§ WHAT IS REQUIRED: If a line below contains the string "looks", copy it out.

§ PROVIDED INFORMATION:

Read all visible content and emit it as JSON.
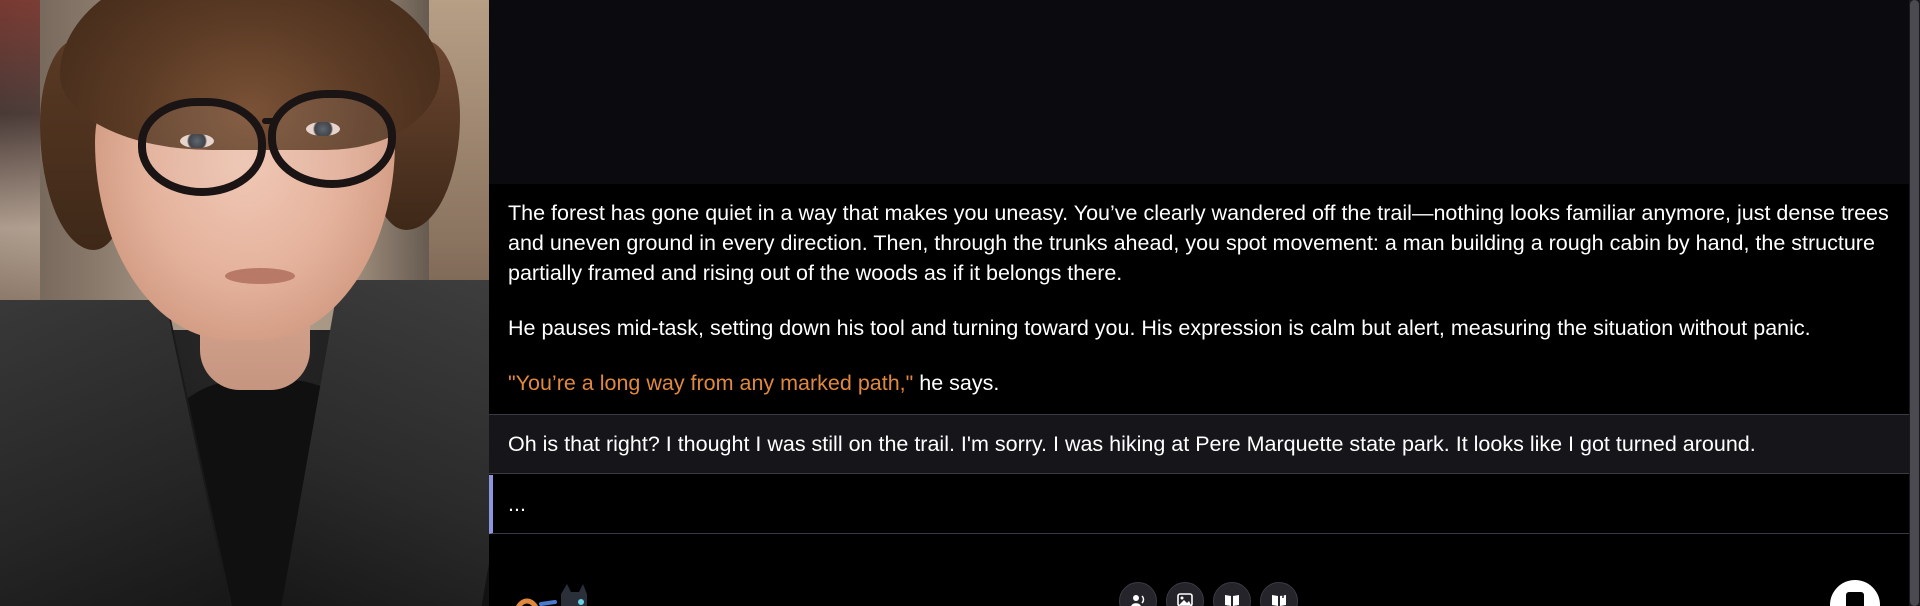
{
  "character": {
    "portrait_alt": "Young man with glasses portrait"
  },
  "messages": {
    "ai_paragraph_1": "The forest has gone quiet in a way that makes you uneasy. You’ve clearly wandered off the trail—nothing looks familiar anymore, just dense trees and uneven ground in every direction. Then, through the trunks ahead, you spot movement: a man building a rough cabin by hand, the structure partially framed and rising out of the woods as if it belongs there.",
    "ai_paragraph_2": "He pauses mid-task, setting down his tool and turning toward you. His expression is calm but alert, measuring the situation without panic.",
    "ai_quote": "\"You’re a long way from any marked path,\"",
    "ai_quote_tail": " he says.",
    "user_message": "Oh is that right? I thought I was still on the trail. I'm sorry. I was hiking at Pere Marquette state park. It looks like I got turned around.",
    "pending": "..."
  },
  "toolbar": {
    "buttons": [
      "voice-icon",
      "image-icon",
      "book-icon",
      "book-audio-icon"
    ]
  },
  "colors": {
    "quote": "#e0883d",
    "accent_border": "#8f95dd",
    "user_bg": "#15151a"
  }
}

§ TASK RESULT:
    "ai_paragraph_1": "The forest has gone quiet in a way that makes you uneasy. You’ve clearly wandered off the trail—nothing looks familiar anymore, just dense trees and uneven ground in every direction. Then, through the trunks ahead, you spot movement: a man building a rough cabin by hand, the structure partially framed and rising out of the woods as if it belongs there.",
    "user_message": "Oh is that right? I thought I was still on the trail. I'm sorry. I was hiking at Pere Marquette state park. It looks like I got turned around.",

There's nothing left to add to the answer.